▸ **Work item**: Quote all lines below exactly. Images stay out.

▸ **Data**:
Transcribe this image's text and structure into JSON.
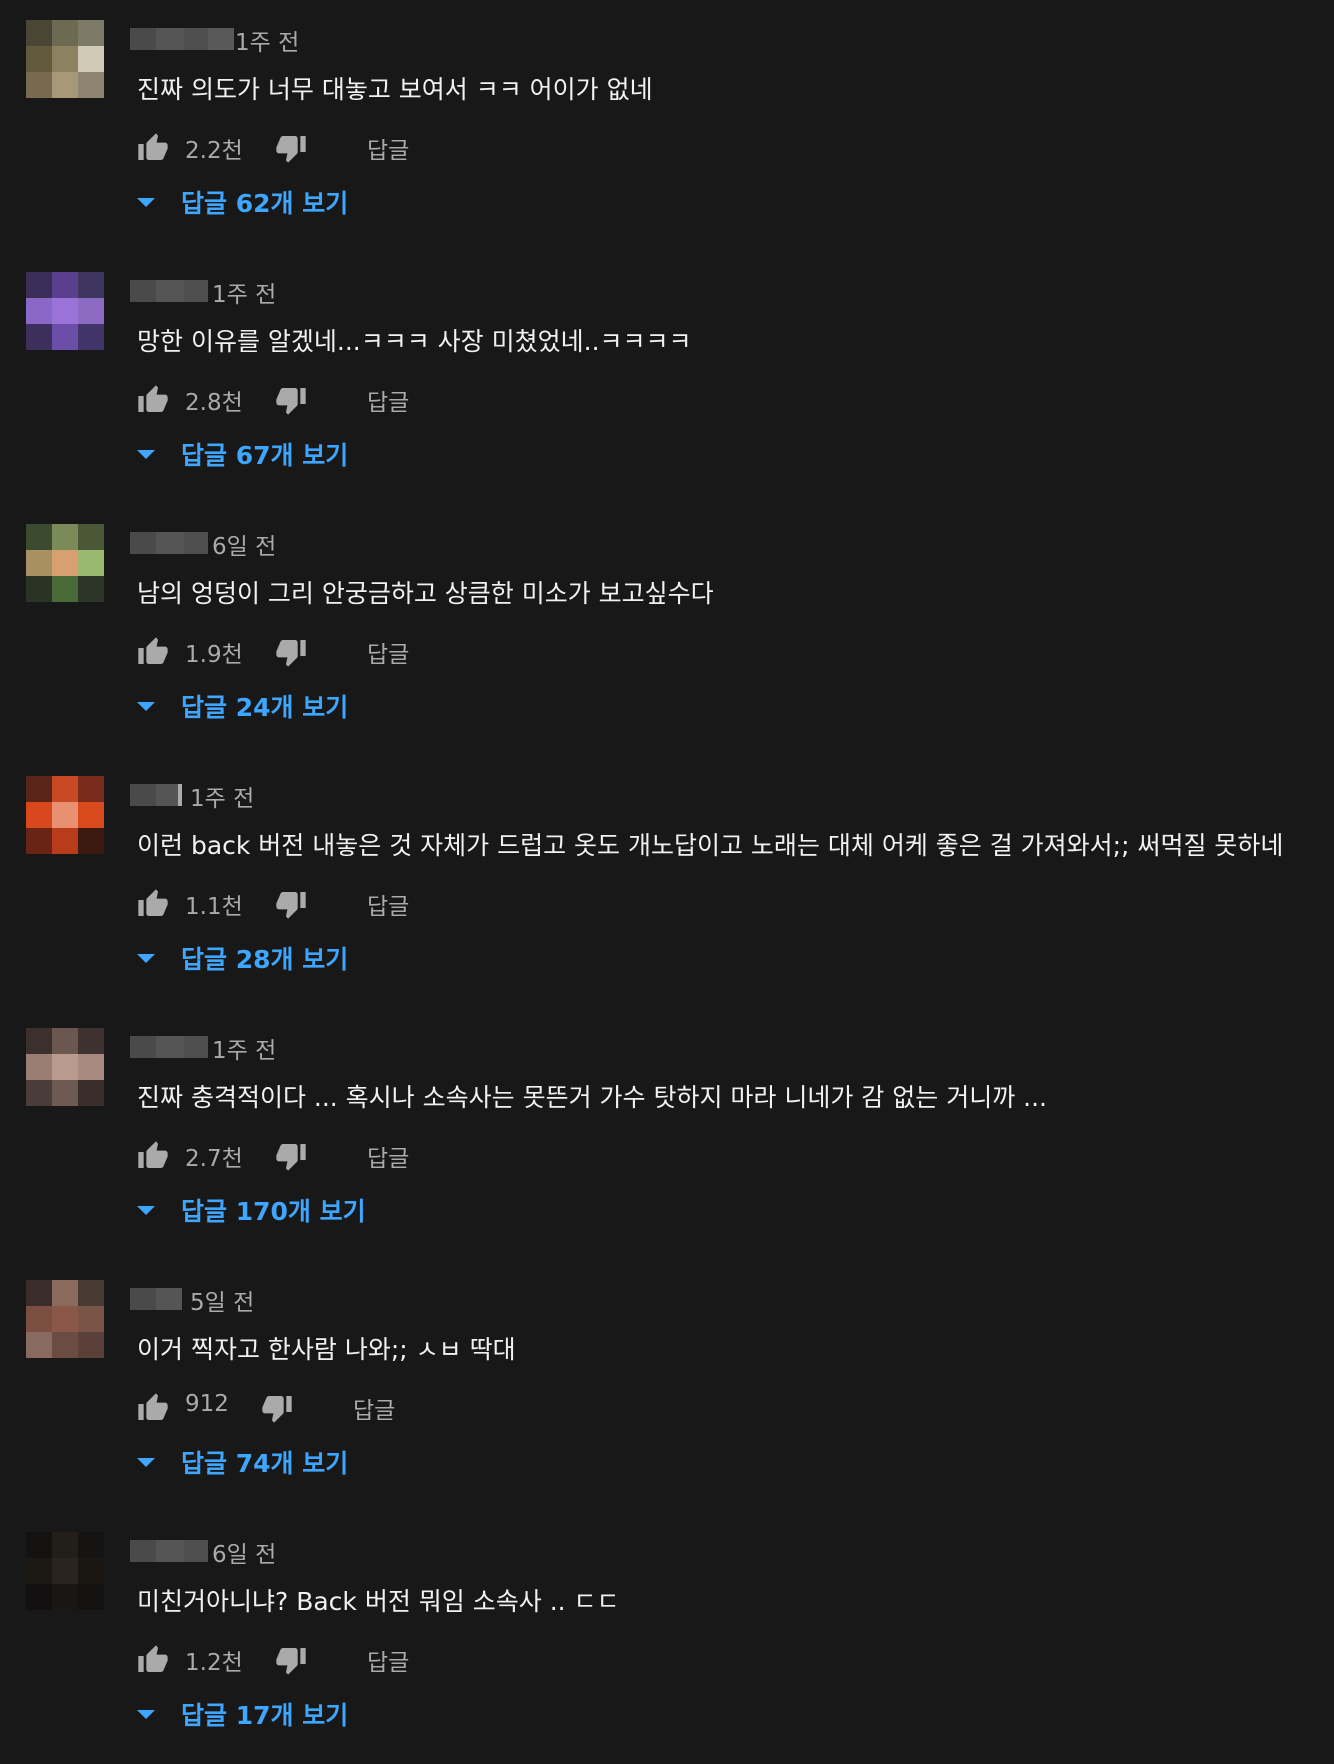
{
  "colors": {
    "background": "#181818",
    "text_primary": "#f1f1f1",
    "text_secondary": "#aaaaaa",
    "link_blue": "#3ea6ff"
  },
  "comments": [
    {
      "time": "1주 전",
      "text": "진짜 의도가 너무 대놓고 보여서 ㅋㅋ 어이가 없네",
      "likes": "2.2천",
      "reply_label": "답글",
      "view_replies": "답글 62개 보기"
    },
    {
      "time": "1주 전",
      "text": "망한 이유를 알겠네...ㅋㅋㅋ 사장 미쳤었네..ㅋㅋㅋㅋ",
      "likes": "2.8천",
      "reply_label": "답글",
      "view_replies": "답글 67개 보기"
    },
    {
      "time": "6일 전",
      "text": "남의 엉덩이 그리 안궁금하고 상큼한 미소가 보고싶수다",
      "likes": "1.9천",
      "reply_label": "답글",
      "view_replies": "답글 24개 보기"
    },
    {
      "time": "1주 전",
      "text": "이런 back 버전 내놓은 것 자체가 드럽고 옷도 개노답이고 노래는 대체 어케 좋은 걸 가져와서;; 써먹질 못하네",
      "likes": "1.1천",
      "reply_label": "답글",
      "view_replies": "답글 28개 보기"
    },
    {
      "time": "1주 전",
      "text": "진짜 충격적이다 ... 혹시나 소속사는 못뜬거 가수 탓하지 마라 니네가 감 없는 거니까 ...",
      "likes": "2.7천",
      "reply_label": "답글",
      "view_replies": "답글 170개 보기"
    },
    {
      "time": "5일 전",
      "text": "이거 찍자고 한사람 나와;; ㅅㅂ 딱대",
      "likes": "912",
      "reply_label": "답글",
      "view_replies": "답글 74개 보기"
    },
    {
      "time": "6일 전",
      "text": "미친거아니냐? Back 버전 뭐임 소속사 .. ㄷㄷ",
      "likes": "1.2천",
      "reply_label": "답글",
      "view_replies": "답글 17개 보기"
    }
  ]
}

▸ **The answer**:
Transcribe this image's text and structure into JSON.
{
  "colors": {
    "background": "#181818",
    "text_primary": "#f1f1f1",
    "text_secondary": "#aaaaaa",
    "link_blue": "#3ea6ff"
  },
  "comments": [
    {
      "time": "1주 전",
      "text": "진짜 의도가 너무 대놓고 보여서 ㅋㅋ 어이가 없네",
      "likes": "2.2천",
      "reply_label": "답글",
      "view_replies": "답글 62개 보기"
    },
    {
      "time": "1주 전",
      "text": "망한 이유를 알겠네...ㅋㅋㅋ 사장 미쳤었네..ㅋㅋㅋㅋ",
      "likes": "2.8천",
      "reply_label": "답글",
      "view_replies": "답글 67개 보기"
    },
    {
      "time": "6일 전",
      "text": "남의 엉덩이 그리 안궁금하고 상큼한 미소가 보고싶수다",
      "likes": "1.9천",
      "reply_label": "답글",
      "view_replies": "답글 24개 보기"
    },
    {
      "time": "1주 전",
      "text": "이런 back 버전 내놓은 것 자체가 드럽고 옷도 개노답이고 노래는 대체 어케 좋은 걸 가져와서;; 써먹질 못하네",
      "likes": "1.1천",
      "reply_label": "답글",
      "view_replies": "답글 28개 보기"
    },
    {
      "time": "1주 전",
      "text": "진짜 충격적이다 ... 혹시나 소속사는 못뜬거 가수 탓하지 마라 니네가 감 없는 거니까 ...",
      "likes": "2.7천",
      "reply_label": "답글",
      "view_replies": "답글 170개 보기"
    },
    {
      "time": "5일 전",
      "text": "이거 찍자고 한사람 나와;; ㅅㅂ 딱대",
      "likes": "912",
      "reply_label": "답글",
      "view_replies": "답글 74개 보기"
    },
    {
      "time": "6일 전",
      "text": "미친거아니냐? Back 버전 뭐임 소속사 .. ㄷㄷ",
      "likes": "1.2천",
      "reply_label": "답글",
      "view_replies": "답글 17개 보기"
    }
  ]
}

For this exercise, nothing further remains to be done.